In effect, I “painted” that scene with words from experience and memory. I don’t always get all five senses engaged in every scene, but I strive for that. The concept of the smell of chlorine wafting though a building elicits a much different mental image than would the bouquet of lilacs. So I do render an image in words somewhat like I would in a painting or print – but with visual art you have only visible texture and line to work with – writing allows you to use the full sensory range if you can convey the images as you experience them in your mind.

Thank you for taking the time to check in and offer such valuable advice to both my readers and myself.

Thanks for opportunity to chat with you and I wish you the very best of luck.

As always, I hope you enjoyed reading this interview as much as I enjoyed conducting it. If there are any authors that you would like to see interviewed or any questions that you would like to see asked, please feel free to comment or contact.  Here are some links for further reading.

More Author Profiles

2 thoughts on “An Interview with Alaskan Fiction Writer Stoney Compton

  1. Jaynie Martz

    Steve Gregor, I really enjoyed the indepth interview with author Stoney Compton. “any parallels between your work as a visual artist and your work as a writer?” is an insightful question. I met Stoney as a fellow illustrator, then discovered the ‘alternate history’ genre through his Russian Amerika novel. It was so descriptively realistic that I got the heebee geebees when reading of an invasion at a nearby amphibious base in Tidewater, Virginia. We have Stoney’s novels in hardcover and Kindle versions. Your interview now has me chomping at the bit to begin Treadwell, impeccably researched and written. Thanks for offering such an overall picture of how prolific and dedicated he is to his writing craft.
    And thank you both for your service!


Leave a Reply

Fill in your details below or click an icon to log in: Logo

You are commenting using your account. Log Out /  Change )

Google photo

You are commenting using your Google account. Log Out /  Change )

Twitter picture

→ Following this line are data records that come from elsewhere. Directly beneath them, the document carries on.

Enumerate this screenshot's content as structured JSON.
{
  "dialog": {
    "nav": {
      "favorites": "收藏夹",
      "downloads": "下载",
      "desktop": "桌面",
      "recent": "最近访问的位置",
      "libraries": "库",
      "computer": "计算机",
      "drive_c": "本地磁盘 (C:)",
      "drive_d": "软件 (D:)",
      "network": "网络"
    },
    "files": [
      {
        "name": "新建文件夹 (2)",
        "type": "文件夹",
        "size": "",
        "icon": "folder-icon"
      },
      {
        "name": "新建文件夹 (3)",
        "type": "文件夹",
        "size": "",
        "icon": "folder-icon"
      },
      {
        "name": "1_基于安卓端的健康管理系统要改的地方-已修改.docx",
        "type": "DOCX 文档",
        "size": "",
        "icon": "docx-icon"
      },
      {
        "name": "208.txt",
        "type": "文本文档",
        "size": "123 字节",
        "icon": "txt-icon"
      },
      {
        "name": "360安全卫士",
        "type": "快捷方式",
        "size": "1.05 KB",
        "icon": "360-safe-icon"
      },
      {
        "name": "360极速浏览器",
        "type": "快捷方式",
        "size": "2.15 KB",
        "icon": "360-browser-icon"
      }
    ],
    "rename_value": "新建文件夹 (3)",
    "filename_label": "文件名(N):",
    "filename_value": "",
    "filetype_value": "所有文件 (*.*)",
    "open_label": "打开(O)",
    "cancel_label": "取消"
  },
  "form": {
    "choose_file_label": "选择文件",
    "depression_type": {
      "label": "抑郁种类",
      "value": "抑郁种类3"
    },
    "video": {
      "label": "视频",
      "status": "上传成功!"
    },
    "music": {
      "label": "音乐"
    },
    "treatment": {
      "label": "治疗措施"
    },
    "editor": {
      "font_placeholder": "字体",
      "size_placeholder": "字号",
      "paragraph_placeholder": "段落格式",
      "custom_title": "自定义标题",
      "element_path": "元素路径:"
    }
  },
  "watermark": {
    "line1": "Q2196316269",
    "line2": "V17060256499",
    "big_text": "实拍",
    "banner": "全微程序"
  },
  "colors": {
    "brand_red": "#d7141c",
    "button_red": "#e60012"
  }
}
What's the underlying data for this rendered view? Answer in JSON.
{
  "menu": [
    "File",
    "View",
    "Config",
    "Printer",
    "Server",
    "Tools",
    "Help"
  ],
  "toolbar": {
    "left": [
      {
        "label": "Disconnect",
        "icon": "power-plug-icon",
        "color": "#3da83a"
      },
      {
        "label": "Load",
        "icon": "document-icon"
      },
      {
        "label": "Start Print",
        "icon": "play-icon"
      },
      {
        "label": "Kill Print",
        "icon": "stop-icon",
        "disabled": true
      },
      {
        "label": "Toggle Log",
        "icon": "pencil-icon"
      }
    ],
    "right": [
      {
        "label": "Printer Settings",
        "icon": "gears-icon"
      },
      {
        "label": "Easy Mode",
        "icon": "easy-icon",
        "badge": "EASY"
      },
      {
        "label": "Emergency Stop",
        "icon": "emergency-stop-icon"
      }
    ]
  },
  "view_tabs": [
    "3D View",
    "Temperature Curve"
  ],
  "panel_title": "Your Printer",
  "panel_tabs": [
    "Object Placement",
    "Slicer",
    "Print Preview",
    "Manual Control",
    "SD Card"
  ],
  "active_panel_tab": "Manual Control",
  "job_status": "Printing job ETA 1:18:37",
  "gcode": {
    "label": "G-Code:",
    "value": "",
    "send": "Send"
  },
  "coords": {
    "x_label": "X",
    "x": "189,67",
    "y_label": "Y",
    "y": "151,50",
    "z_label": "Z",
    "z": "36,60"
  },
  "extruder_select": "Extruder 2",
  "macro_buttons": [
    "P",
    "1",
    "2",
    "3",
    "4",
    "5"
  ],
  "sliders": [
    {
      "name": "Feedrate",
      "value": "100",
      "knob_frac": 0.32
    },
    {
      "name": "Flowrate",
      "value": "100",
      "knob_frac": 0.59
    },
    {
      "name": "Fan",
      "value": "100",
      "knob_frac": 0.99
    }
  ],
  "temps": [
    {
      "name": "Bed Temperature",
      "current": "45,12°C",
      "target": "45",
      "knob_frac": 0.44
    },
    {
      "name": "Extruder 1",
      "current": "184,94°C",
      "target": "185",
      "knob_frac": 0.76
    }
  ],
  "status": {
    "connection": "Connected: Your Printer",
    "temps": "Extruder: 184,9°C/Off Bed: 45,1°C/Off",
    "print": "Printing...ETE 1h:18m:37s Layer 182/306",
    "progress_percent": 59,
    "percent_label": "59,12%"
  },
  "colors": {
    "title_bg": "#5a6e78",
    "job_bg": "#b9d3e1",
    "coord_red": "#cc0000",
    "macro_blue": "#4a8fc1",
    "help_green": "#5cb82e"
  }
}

You are commenting using your Twitter account. Log Out /  Change )

Facebook photo

You are commenting using your Facebook account. Log Out /  Change )

Connecting to %s